Mr Wayan Jarrah Sastrawan1
1University Of Sydney, Australia
This paper considers the question of how the evolution of historical knowledge is conditioned by norms of textuality. I argue that the way texts are produced, handled, and received within a social environment offers a set of resources and constraints for the practice of history. I explore this hypothesis through the case study of the evolution of Javanese historiography in the second millennium CE. States on Java maintained historical records, mostly in the form of legal documents, since the 8th century, but the evolution of the island’s historiography has been far from smooth. I argue that a radical change in textual practices at the turn of the 16th century, associated with the decline of the bureaucratised agrarian state of Majapahit, caused the evolution of Javanese historical knowledge to diverge. The result of this divergence was at least two separate and conflicting bodies of Javanese historiography, which continued to develop along their own trajectories into the nineteenth century and remain unreconciled to the present day.
Wayan Jarrah Sastrawan is a doctoral student of Asian History at the University of Sydney. His research focuses on the historical writing practices of premodern Java and Bali.
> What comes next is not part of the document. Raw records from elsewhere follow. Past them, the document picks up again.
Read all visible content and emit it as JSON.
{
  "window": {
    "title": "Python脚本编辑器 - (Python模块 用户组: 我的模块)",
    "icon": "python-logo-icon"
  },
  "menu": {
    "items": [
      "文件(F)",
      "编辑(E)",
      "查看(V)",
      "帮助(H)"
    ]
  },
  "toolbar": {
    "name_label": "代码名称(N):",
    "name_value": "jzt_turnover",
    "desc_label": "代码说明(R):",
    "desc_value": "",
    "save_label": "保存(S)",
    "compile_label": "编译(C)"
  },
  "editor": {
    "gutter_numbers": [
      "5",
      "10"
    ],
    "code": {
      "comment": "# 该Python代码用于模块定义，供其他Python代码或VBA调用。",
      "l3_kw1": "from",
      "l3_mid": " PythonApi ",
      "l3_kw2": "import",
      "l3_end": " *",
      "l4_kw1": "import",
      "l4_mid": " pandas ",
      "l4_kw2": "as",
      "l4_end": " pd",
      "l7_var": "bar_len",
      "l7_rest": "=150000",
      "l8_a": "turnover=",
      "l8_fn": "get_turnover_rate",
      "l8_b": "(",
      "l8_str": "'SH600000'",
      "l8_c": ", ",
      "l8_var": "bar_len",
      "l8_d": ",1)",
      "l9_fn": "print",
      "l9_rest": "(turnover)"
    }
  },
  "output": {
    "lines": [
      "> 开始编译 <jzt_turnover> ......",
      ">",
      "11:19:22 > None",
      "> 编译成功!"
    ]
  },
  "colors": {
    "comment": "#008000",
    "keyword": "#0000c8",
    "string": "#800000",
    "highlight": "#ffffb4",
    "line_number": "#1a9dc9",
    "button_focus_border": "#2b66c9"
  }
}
He is a founding member of the research group Perspectives on the Past in Southeast Asia and an editor for New Mandala.